Exercise prompt = Keep only those lines of the records that include the string "cable".
============
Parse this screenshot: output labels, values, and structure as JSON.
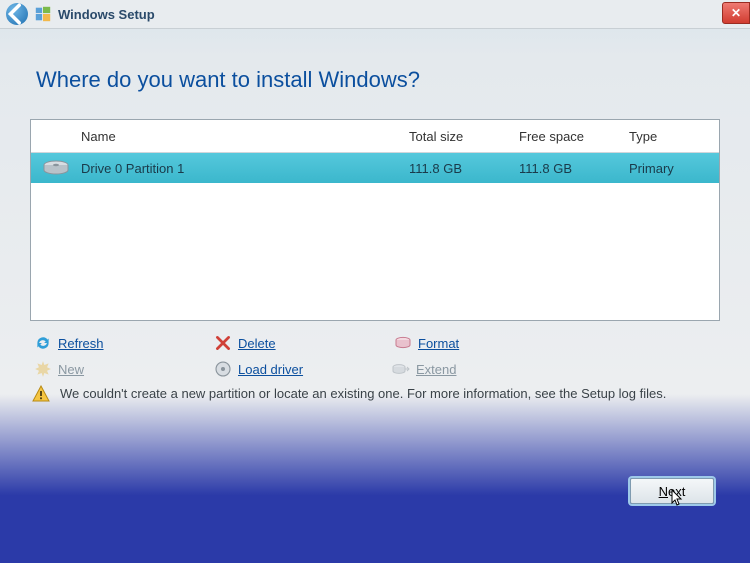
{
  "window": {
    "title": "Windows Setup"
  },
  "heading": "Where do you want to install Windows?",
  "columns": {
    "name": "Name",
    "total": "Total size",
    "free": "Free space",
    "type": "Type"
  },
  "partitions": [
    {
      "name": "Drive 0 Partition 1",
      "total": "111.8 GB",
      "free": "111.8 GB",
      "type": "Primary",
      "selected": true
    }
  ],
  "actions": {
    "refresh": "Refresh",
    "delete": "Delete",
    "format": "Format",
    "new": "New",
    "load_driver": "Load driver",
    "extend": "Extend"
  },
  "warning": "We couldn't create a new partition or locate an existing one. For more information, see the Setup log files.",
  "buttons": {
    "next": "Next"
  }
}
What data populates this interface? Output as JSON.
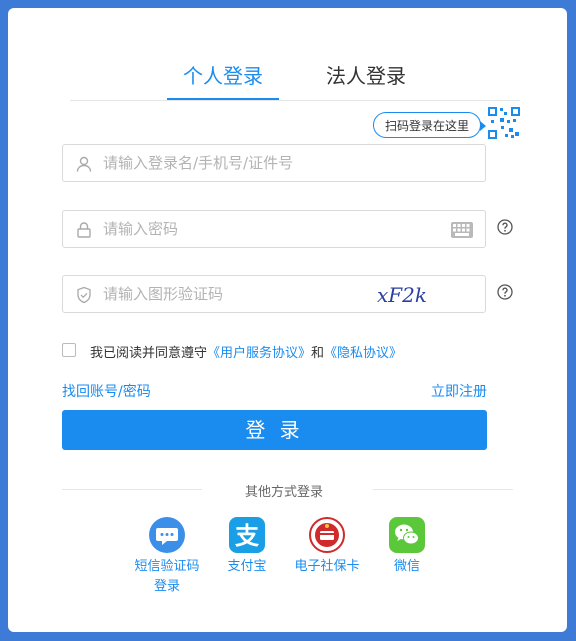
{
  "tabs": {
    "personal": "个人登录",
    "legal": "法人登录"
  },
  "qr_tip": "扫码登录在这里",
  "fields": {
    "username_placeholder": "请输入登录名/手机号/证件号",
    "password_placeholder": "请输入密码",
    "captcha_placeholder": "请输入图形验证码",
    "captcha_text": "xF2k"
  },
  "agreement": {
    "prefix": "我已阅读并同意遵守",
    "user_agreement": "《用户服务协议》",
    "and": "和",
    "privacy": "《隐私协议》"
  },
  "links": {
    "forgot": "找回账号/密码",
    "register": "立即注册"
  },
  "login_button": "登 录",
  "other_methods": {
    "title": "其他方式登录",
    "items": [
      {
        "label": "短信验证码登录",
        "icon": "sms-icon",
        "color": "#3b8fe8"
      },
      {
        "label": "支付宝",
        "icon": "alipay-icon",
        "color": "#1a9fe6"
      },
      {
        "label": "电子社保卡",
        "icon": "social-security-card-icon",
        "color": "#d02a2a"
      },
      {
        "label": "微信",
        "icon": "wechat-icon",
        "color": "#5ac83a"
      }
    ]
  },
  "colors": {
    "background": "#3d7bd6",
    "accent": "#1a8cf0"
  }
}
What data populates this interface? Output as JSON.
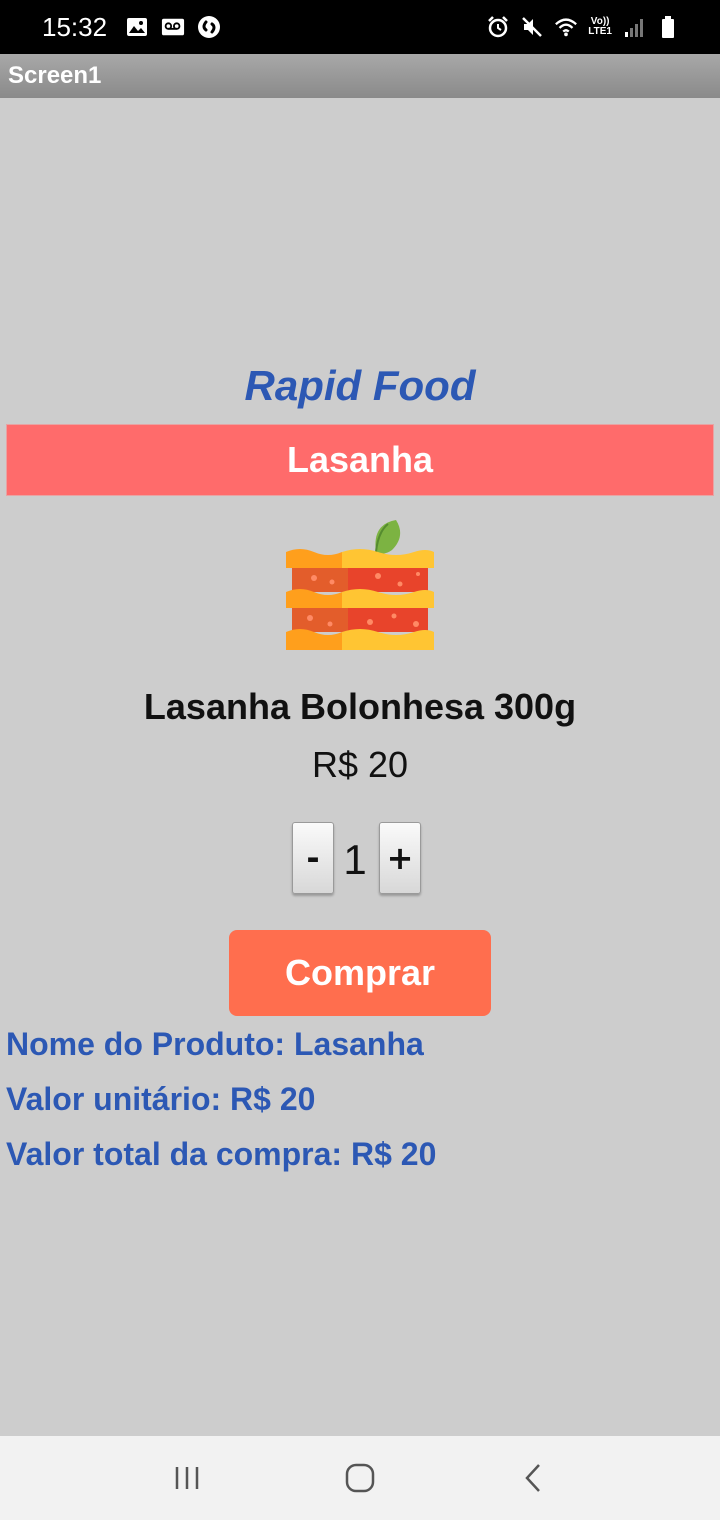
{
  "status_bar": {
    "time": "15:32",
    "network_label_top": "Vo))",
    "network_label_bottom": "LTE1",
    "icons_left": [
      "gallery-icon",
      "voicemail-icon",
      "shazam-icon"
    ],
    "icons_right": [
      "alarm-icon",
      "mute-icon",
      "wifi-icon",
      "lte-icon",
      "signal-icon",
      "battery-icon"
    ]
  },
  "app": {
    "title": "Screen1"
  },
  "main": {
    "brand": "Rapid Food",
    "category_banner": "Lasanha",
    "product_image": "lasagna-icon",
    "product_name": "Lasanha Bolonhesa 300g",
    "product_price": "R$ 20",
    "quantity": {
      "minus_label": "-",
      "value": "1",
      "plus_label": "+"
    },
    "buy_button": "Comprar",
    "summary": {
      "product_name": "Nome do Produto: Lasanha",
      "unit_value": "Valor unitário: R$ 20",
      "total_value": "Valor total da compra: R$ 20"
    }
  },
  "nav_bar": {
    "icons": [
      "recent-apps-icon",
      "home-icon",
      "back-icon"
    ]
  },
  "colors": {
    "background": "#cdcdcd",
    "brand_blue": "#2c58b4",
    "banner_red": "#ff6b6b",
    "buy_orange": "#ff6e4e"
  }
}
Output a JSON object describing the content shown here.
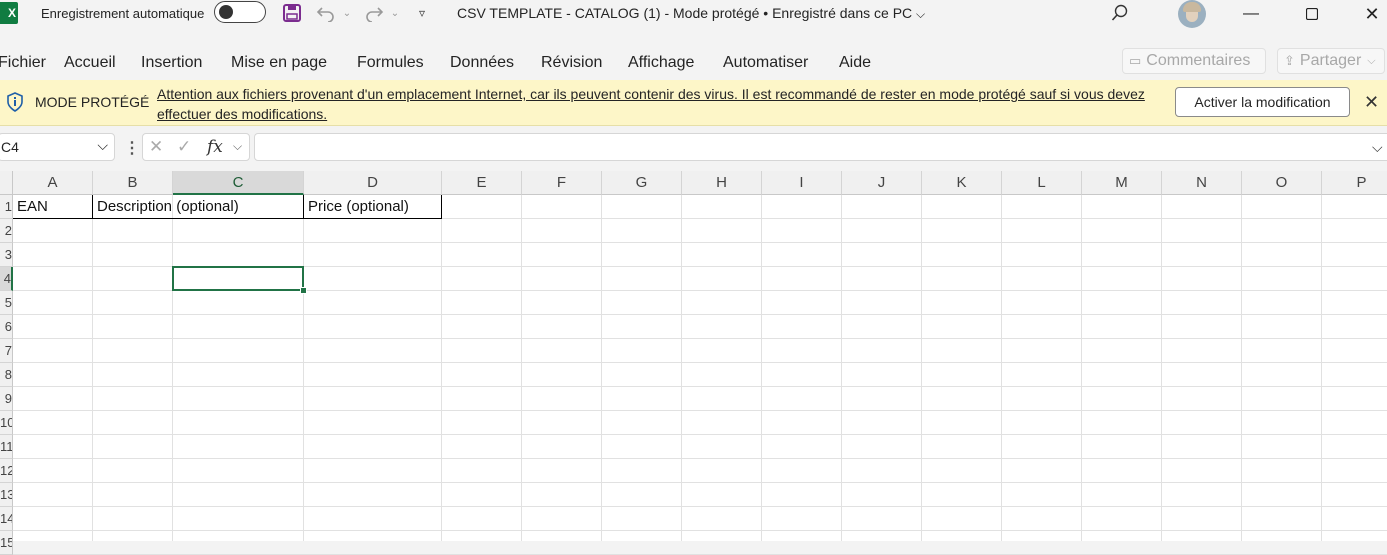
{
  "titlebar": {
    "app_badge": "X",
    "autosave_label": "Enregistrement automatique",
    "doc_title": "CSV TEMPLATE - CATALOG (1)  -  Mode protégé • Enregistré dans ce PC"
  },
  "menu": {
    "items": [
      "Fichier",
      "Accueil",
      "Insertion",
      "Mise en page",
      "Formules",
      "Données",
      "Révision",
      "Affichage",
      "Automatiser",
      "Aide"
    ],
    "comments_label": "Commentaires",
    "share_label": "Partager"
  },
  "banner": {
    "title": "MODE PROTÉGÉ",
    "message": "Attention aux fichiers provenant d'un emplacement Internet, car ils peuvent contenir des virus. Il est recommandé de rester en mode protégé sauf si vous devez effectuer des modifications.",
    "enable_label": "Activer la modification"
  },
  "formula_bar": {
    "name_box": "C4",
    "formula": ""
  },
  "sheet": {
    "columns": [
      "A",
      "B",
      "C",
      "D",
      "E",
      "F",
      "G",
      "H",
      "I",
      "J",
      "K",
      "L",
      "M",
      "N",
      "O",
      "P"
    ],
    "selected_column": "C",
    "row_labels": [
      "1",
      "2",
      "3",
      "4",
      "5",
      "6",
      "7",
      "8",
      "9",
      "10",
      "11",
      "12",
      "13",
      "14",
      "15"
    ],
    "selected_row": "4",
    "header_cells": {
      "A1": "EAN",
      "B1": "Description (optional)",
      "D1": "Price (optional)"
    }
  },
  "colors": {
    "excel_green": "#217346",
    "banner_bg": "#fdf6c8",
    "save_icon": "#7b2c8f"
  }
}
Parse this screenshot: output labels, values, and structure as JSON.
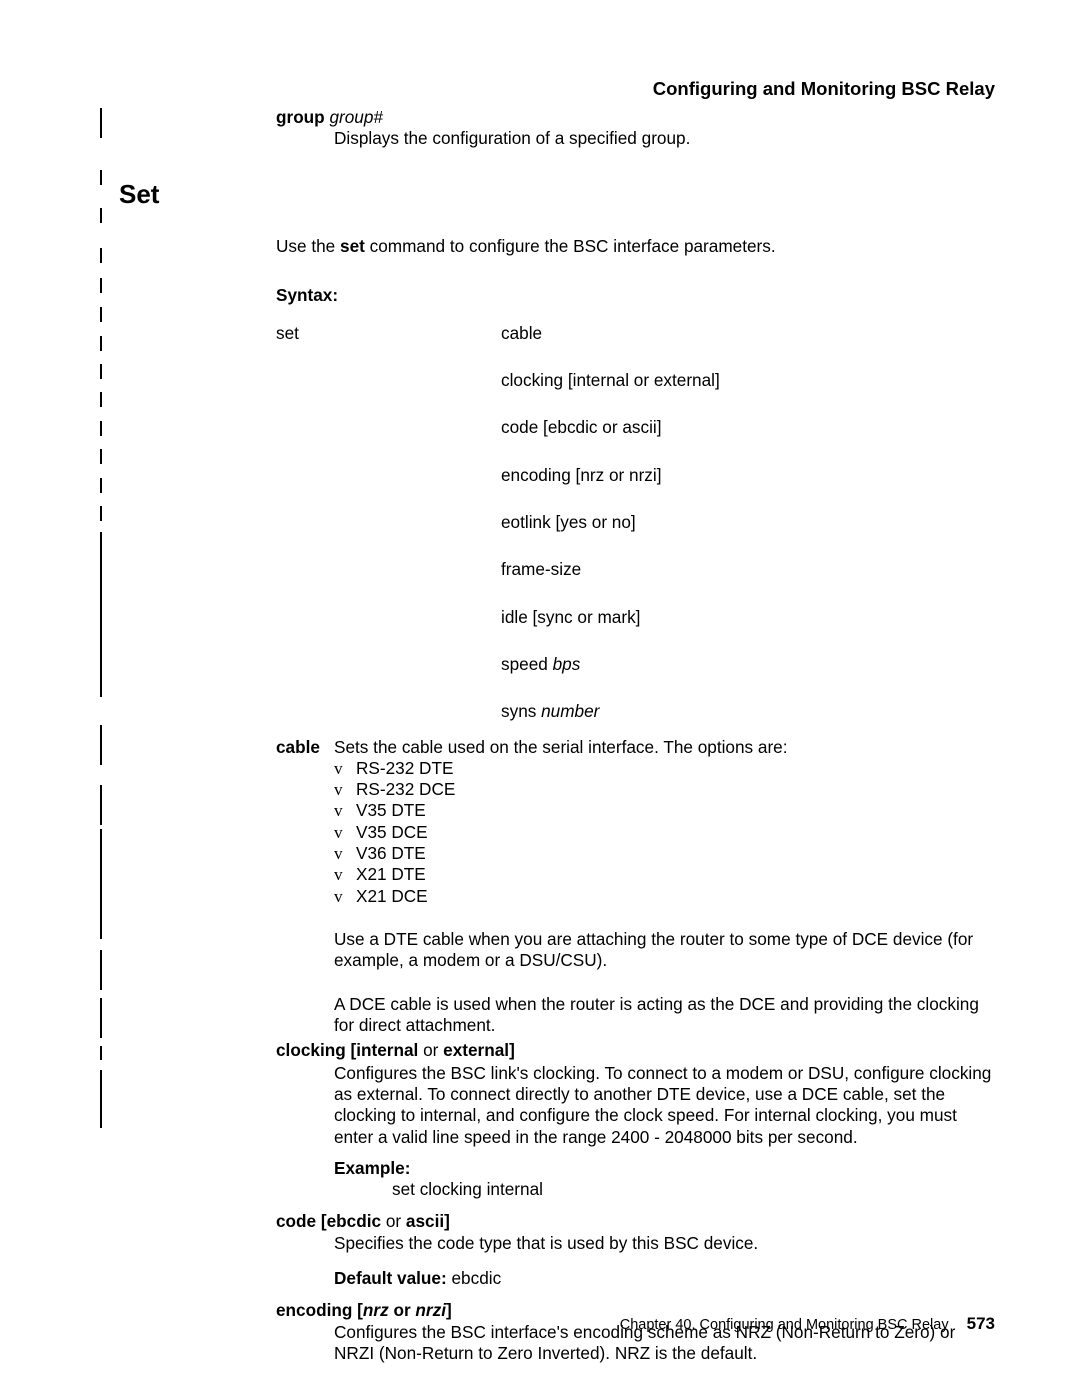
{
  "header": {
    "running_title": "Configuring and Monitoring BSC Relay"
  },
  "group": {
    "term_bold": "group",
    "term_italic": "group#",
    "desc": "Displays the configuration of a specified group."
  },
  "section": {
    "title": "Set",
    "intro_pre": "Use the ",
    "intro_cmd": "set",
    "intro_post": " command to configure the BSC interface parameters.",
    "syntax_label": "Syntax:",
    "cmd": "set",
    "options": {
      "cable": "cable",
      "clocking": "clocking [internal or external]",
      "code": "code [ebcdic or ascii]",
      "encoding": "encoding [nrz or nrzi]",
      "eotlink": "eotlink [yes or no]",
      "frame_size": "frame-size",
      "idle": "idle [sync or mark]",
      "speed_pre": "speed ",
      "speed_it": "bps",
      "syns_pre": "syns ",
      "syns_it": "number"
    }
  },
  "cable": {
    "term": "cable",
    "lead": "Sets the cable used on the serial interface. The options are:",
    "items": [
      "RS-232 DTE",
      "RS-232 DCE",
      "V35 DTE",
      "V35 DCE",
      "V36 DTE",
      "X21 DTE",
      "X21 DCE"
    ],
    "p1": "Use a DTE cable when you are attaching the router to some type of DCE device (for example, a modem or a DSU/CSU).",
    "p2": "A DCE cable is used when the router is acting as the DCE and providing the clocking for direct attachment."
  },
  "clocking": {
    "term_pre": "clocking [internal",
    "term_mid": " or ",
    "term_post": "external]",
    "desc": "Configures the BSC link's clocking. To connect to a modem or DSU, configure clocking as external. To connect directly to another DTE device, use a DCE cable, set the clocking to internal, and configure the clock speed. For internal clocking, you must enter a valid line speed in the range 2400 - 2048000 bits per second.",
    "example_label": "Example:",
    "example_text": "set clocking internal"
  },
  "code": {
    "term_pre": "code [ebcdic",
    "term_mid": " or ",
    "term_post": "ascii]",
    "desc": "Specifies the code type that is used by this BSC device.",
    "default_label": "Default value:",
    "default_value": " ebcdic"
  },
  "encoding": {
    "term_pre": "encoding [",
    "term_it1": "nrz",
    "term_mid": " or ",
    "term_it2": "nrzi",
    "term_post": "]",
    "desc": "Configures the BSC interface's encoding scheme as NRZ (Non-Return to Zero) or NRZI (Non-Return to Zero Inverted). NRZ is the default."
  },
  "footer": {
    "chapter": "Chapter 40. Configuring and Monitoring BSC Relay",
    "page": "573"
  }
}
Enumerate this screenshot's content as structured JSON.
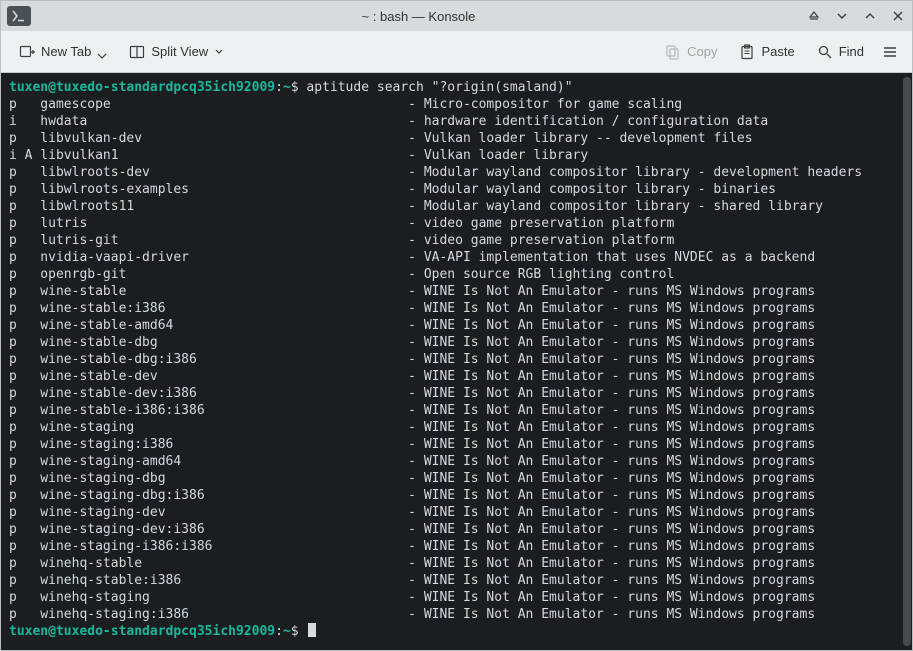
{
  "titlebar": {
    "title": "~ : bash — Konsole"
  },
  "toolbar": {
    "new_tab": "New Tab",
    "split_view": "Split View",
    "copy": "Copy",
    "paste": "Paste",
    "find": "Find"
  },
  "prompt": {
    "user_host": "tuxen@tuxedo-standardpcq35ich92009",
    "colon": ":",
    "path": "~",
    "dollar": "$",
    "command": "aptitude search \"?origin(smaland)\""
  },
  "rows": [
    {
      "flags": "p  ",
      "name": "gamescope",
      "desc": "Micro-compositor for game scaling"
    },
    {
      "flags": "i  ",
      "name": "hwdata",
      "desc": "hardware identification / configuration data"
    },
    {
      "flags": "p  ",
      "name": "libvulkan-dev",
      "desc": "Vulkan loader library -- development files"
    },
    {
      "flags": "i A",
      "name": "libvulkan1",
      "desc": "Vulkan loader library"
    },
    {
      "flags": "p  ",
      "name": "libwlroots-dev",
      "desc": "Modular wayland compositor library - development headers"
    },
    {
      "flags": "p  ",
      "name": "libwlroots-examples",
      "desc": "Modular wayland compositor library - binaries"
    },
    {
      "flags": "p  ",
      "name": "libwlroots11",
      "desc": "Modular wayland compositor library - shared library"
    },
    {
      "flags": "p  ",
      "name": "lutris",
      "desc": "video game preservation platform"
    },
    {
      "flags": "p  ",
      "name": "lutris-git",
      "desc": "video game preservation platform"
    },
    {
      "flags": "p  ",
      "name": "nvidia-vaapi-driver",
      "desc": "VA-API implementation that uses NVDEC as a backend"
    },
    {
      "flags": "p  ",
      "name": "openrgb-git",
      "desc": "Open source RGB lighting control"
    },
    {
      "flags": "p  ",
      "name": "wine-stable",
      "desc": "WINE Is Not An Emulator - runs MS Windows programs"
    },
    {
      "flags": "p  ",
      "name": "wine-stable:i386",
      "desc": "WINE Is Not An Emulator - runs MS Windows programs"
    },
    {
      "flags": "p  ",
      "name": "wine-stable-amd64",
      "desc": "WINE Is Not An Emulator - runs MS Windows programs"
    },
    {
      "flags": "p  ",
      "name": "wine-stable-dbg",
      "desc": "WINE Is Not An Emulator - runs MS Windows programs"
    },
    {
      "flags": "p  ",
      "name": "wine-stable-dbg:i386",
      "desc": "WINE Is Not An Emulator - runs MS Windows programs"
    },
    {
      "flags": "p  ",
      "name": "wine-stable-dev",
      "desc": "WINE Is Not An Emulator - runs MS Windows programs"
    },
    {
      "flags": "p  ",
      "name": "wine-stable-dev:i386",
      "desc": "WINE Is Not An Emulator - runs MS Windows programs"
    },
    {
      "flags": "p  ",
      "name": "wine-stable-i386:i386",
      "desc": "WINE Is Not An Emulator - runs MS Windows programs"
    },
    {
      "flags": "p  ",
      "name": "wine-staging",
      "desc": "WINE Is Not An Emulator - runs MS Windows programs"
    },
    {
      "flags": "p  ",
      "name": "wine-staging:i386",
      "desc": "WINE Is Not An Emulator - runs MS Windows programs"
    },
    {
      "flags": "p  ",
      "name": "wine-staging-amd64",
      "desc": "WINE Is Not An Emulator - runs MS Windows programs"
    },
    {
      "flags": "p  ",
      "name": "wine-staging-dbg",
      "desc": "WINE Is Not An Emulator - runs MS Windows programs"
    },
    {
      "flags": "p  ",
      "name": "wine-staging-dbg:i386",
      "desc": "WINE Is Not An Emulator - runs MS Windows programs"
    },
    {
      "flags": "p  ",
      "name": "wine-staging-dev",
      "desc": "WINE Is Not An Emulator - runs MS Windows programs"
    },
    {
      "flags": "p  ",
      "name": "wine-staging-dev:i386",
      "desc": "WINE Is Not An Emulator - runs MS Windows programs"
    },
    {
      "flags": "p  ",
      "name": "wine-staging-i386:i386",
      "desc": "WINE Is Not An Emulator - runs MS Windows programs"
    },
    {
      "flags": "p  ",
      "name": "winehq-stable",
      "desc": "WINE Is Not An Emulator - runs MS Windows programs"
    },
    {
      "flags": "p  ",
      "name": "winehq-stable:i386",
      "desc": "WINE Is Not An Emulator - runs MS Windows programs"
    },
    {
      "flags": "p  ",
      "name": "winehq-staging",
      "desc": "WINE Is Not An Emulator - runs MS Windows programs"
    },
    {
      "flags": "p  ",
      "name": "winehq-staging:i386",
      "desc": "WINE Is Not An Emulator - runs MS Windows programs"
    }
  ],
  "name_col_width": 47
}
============
Result for this exercise =
      "cable": "cable",
  "cable": {
    "term": "cable",
    "lead": "Sets the cable used on the serial interface. The options are:",
    "p1": "Use a DTE cable when you are attaching the router to some type of DCE device (for example, a modem or a DSU/CSU).",
    "p2": "A DCE cable is used when the router is acting as the DCE and providing the clocking for direct attachment."
    "desc": "Configures the BSC link's clocking. To connect to a modem or DSU, configure clocking as external. To connect directly to another DTE device, use a DCE cable, set the clocking to internal, and configure the clock speed. For internal clocking, you must enter a valid line speed in the range 2400 - 2048000 bits per second.",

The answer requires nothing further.